### What you should do
The answer is every line of the records that holds the word "Database", copied in full.

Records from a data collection
++++++
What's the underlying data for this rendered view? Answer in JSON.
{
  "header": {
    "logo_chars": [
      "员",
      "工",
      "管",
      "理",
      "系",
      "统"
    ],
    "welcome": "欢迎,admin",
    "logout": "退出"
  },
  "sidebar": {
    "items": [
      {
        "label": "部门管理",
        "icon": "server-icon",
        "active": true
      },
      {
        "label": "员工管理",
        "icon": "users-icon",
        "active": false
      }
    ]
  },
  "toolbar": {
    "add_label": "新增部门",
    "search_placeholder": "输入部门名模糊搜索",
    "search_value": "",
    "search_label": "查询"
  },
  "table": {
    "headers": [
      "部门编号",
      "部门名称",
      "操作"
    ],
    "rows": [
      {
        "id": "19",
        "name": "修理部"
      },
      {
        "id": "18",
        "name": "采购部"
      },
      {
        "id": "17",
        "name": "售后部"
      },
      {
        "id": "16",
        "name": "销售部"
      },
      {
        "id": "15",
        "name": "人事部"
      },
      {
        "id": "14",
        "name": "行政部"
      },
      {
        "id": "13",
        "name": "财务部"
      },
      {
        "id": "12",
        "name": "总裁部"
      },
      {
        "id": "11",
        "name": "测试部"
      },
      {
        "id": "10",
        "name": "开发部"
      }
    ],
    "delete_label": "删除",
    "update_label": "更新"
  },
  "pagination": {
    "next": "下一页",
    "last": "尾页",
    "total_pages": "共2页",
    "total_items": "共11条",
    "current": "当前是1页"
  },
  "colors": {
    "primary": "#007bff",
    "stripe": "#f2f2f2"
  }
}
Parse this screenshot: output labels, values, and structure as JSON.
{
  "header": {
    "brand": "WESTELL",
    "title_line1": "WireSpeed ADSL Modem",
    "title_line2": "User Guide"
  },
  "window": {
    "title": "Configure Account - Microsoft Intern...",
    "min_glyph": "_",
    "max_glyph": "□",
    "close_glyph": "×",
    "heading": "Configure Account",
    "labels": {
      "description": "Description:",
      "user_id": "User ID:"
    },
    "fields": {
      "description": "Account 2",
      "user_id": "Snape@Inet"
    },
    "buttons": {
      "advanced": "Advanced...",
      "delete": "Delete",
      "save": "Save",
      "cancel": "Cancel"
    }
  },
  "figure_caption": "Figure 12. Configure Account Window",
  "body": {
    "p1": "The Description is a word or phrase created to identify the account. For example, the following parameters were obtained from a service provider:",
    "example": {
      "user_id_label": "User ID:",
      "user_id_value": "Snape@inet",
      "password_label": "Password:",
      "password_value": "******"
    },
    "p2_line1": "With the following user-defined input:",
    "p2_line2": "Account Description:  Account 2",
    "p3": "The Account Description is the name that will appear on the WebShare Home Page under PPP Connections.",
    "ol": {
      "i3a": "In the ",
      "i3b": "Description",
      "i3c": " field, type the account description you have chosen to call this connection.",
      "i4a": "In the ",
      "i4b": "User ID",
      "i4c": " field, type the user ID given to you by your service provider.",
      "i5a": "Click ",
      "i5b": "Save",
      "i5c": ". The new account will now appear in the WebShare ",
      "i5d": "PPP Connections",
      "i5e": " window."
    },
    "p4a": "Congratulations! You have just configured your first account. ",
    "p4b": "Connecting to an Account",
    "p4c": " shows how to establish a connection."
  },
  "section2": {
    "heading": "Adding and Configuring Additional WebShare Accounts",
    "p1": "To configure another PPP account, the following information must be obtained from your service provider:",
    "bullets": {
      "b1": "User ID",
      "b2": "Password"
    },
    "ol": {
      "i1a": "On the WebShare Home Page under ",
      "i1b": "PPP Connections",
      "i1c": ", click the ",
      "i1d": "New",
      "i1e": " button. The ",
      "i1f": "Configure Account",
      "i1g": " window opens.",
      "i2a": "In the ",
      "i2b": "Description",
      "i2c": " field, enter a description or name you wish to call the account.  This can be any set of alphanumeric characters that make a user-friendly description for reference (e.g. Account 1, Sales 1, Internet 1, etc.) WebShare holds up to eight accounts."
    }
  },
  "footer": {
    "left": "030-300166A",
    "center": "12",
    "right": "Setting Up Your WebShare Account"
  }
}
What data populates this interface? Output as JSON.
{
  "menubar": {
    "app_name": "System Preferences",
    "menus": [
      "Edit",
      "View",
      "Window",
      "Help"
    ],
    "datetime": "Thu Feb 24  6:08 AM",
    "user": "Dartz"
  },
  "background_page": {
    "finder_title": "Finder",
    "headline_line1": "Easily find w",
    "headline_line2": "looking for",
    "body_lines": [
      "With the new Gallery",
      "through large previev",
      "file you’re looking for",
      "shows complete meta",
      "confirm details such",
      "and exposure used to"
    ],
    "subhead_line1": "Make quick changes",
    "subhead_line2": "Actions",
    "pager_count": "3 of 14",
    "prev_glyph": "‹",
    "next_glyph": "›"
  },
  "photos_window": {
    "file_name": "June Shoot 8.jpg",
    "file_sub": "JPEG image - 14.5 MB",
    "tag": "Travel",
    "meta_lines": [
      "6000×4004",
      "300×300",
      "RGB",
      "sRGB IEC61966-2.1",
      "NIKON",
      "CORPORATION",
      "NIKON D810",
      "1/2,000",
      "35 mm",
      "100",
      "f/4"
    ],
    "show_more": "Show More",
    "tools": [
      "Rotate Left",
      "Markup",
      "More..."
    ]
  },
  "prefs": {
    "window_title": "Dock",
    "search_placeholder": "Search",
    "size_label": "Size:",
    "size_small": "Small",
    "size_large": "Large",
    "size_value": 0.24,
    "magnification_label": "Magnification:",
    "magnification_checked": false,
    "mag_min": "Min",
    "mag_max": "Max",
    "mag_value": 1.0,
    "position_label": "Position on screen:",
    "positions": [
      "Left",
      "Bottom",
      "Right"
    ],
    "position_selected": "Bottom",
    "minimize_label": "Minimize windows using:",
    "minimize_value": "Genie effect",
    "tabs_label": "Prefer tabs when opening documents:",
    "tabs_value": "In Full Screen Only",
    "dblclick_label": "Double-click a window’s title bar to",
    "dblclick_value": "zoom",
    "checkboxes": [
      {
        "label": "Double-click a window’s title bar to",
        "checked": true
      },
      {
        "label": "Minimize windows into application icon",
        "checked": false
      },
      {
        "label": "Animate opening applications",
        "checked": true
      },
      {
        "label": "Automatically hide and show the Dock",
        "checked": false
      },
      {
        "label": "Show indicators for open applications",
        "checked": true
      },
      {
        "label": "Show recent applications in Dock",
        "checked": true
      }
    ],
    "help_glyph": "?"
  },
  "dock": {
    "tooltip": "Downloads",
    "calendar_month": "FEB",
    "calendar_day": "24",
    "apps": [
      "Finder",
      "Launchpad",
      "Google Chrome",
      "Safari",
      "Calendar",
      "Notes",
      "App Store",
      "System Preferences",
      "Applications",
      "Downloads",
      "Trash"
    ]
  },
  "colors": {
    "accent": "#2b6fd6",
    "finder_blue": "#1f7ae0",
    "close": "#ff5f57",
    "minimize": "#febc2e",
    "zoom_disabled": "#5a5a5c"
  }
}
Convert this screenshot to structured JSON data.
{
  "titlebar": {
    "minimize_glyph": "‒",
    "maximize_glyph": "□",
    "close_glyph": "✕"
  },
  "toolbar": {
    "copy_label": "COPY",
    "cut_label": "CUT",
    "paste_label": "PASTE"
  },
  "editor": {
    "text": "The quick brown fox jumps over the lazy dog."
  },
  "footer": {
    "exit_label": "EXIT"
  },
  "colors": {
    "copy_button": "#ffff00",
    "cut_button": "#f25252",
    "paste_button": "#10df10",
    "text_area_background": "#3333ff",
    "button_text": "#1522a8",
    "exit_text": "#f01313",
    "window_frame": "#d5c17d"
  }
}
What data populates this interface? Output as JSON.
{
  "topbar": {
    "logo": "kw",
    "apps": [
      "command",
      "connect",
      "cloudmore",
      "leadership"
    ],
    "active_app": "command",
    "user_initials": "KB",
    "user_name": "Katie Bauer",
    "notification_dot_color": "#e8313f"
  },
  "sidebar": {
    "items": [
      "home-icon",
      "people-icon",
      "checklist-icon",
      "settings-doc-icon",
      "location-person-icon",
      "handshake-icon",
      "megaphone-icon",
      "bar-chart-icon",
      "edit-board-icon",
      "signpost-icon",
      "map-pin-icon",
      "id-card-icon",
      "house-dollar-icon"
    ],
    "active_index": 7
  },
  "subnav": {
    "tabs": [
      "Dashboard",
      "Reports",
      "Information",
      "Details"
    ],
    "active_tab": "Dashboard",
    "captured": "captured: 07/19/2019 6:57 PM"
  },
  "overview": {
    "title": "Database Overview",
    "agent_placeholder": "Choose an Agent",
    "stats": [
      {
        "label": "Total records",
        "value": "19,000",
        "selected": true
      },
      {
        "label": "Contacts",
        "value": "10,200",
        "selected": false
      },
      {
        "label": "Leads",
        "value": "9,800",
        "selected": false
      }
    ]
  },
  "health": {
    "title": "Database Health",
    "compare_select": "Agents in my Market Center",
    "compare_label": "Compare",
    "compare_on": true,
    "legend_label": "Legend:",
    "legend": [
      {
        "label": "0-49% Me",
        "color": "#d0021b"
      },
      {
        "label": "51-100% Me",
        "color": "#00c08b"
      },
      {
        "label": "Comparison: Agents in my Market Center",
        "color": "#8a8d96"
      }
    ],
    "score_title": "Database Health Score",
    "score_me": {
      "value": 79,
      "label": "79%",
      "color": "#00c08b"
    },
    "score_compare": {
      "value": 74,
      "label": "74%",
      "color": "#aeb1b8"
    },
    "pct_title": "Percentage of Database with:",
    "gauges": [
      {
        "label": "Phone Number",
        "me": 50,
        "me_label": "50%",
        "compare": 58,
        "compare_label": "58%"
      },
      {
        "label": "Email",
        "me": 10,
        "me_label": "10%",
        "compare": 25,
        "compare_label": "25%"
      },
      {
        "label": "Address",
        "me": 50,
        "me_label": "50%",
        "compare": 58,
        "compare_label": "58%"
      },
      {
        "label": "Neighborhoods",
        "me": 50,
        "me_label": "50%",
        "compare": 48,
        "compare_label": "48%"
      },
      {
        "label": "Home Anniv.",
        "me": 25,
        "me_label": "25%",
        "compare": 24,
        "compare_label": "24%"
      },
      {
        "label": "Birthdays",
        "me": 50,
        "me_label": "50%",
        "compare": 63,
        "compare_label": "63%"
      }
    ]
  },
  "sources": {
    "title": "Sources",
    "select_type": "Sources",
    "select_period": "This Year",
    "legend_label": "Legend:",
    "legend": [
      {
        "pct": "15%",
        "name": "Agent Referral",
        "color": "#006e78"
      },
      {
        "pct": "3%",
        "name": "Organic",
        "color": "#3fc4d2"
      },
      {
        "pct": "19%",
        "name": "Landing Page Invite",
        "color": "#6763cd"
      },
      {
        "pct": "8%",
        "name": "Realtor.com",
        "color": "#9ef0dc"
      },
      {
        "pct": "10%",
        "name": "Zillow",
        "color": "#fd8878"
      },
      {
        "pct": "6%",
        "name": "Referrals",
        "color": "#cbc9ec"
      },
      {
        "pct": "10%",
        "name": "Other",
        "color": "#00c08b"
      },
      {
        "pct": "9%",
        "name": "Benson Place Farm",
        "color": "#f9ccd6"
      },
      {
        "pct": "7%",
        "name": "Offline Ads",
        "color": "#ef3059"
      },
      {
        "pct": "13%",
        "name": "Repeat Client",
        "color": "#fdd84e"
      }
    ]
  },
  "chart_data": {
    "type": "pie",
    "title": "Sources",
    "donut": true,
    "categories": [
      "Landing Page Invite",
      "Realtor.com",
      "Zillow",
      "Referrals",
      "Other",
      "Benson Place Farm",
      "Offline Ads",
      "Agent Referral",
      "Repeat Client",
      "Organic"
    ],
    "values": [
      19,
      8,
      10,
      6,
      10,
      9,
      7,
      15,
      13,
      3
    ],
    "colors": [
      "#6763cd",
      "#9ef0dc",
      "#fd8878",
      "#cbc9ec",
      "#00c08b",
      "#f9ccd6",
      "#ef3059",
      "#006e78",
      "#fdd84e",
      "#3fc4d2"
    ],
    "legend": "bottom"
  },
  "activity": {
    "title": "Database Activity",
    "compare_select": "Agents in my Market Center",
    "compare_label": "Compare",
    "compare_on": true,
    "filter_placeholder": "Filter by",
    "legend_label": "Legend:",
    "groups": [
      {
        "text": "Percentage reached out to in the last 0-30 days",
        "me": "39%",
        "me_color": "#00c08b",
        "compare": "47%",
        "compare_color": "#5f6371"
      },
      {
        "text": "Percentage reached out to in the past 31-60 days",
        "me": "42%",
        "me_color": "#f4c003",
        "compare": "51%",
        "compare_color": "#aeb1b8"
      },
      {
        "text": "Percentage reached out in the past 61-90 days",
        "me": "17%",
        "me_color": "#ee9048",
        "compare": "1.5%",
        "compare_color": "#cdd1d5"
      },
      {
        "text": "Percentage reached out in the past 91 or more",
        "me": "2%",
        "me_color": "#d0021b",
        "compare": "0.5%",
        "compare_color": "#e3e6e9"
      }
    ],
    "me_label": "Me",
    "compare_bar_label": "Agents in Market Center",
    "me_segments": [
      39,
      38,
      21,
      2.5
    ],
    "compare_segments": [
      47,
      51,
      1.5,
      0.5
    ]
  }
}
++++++
### Written answer
    "title": "Database Overview",
    "title": "Database Health",
    "score_title": "Database Health Score",
    "pct_title": "Percentage of Database with:",
    "title": "Database Activity",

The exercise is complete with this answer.